The Wine and Agricultural Ethical Trade Association's (WIETA) has come out in support of the right to freedom of association and reaffirmed its code principle of a living wage at a special meeting of the board, convened against the backdrop of the protest action.
Speaking on behalf of the board, chairperson Mzukisi Mooi said, "The current protests by workers within the agricultural sector highlight the urgent need to establish a culture of fair and ethical farming that is both socially and economically sustainable. It was against this background that this non-profit organisation was established in 2002, primarily as a way to assist workers and producers to understand their rights and abide by their responsibilities."
He said WIETA and its stakeholders strongly condemned all forms of violence and intimidation associated with the protests taking place within the agricultural sector and that were being attributed to workers, farmers, the SAPS, private security companies and farm worker communities.
WIETA, whose board representatives include producers, such as SALBA, Wine Cellars SA and Vinpro, trade unions such as FAWU, BAWUSA and Sekhula Sonke and NGOs such as Women on Farms Project and The Centre for Rural Legal Studies, said it was intensifying its rollout plan to increase the number of farms eligible for ethical certification.
"Through training of workers and management, technical assessments and audits, the association assesses compliance with a code of good conduct created to promote ethical and fair labour practices." Seal will assist fair working conditions
He confirmed that earlier this year, the association had introduced an Ethical Seal, believed to be the first such initiative of its kind amongst wine-producing countries worldwide. Traceable across every step of the wine production process, the seal testifies to fair working conditions, based on rigorous and closely monitored certification criteria.
WIETA CEO, Linda Lipparoni, said many of the major producers, as well as smaller, privately owned producers were supporting the initiative. The first set of wines entitled to carry the seal was already in the market and more would be following on an on-going basis. "We urge other producers to comply with the association's code and earn the right to carry the Ethical Seal."

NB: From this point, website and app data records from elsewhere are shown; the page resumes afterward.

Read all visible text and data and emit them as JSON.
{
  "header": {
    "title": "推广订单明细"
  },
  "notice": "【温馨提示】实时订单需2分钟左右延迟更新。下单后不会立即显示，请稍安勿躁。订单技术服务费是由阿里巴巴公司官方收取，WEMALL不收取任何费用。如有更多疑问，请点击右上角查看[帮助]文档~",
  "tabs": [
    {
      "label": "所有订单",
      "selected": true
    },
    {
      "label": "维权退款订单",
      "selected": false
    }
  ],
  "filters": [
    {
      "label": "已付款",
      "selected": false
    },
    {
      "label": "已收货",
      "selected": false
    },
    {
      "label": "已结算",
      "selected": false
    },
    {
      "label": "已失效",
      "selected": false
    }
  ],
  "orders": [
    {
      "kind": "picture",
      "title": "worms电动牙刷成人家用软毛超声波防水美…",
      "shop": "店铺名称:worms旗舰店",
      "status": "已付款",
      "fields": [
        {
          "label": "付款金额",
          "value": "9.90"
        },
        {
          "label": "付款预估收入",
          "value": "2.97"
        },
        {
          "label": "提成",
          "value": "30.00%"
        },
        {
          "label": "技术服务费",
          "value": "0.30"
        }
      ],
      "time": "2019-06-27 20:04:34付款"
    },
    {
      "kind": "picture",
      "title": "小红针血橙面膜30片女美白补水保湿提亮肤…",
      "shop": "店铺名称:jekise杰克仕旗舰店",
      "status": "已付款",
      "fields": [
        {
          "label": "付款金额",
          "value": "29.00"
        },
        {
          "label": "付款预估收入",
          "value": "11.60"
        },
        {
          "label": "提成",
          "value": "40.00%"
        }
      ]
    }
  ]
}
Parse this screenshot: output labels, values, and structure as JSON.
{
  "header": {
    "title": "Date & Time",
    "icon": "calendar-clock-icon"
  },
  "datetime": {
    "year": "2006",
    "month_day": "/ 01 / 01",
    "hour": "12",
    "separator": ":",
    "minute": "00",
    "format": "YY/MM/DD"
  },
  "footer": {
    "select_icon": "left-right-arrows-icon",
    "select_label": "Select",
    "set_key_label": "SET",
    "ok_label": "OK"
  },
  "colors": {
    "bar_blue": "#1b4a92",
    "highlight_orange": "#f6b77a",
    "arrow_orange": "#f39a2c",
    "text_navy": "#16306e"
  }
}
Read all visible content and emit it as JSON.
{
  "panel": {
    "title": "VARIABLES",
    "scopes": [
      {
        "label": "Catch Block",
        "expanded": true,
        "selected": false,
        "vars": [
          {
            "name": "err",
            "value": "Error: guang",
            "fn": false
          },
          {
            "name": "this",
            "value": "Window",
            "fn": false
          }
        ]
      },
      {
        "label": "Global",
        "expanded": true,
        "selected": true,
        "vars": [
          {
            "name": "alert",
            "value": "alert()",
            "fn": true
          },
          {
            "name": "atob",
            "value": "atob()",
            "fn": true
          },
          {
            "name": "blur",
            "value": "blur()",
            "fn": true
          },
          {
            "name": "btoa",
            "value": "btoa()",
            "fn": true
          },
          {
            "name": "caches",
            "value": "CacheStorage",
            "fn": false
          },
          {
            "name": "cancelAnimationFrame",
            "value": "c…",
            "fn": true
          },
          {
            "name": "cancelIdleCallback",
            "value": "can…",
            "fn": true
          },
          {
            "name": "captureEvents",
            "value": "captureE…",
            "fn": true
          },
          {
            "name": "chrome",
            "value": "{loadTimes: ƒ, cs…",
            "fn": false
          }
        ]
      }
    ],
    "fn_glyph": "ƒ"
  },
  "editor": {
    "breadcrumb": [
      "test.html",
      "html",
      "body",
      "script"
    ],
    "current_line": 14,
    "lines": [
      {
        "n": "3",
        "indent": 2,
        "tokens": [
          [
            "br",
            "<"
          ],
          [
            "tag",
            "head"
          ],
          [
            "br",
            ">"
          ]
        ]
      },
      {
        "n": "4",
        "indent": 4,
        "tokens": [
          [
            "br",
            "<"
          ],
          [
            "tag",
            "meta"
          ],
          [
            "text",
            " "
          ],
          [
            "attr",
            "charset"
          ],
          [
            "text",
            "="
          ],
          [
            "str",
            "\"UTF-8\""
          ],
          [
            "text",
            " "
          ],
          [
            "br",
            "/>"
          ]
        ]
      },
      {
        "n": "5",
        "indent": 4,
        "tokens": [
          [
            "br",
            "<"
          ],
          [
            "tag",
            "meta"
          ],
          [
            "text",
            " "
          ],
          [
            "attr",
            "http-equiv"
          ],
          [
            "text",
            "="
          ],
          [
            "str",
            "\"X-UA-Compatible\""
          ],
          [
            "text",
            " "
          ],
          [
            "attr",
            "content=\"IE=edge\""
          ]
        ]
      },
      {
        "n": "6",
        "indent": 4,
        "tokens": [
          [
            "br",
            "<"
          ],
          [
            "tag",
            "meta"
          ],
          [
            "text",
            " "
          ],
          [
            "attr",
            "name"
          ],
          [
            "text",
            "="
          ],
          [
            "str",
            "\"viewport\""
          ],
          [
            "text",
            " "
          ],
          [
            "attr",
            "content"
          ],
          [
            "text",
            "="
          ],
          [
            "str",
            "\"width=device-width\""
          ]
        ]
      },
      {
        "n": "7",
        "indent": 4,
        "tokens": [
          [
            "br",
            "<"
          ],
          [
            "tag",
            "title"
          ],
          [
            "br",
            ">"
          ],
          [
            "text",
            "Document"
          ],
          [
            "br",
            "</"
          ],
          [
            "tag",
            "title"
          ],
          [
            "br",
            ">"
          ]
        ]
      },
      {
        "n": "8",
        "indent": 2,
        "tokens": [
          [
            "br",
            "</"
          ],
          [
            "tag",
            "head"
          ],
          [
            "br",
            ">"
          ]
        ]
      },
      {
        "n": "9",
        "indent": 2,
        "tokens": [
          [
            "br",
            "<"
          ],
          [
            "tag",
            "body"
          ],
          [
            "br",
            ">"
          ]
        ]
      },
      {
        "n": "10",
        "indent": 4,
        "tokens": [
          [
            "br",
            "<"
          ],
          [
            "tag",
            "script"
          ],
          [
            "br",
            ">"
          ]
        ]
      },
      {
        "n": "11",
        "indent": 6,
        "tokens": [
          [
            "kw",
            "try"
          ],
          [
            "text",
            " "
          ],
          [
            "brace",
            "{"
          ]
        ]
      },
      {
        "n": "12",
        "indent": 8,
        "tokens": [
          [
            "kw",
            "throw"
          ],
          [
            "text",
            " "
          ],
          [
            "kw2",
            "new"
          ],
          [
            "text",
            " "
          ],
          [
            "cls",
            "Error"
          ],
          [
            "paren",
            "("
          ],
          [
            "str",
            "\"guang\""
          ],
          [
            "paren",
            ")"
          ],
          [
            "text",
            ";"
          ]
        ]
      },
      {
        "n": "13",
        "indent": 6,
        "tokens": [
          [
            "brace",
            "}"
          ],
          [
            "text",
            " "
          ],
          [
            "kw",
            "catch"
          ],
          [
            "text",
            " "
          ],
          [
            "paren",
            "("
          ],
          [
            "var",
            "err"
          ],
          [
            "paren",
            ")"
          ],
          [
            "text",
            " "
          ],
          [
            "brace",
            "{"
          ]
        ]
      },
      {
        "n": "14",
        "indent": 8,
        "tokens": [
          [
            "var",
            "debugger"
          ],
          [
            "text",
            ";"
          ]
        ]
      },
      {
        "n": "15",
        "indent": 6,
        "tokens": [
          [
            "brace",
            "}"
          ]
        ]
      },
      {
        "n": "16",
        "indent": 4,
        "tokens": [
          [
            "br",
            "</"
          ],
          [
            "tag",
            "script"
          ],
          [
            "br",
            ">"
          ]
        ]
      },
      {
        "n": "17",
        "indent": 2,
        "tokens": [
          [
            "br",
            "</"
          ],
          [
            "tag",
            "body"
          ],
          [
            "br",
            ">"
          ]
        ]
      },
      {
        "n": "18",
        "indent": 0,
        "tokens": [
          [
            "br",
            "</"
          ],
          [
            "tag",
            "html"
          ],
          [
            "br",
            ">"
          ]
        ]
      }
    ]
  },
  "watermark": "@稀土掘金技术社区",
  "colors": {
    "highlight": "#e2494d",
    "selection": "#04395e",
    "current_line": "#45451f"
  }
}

Mooi said the association was fully committed to exploring constructive ways and means of resolving the current and other contentious issues amongst the wine industry stakeholders. "We are making an urgent call to the wider agricultural sector to come together and to enter into meaningful dialogue to find fair and equitable solutions to address the current situation."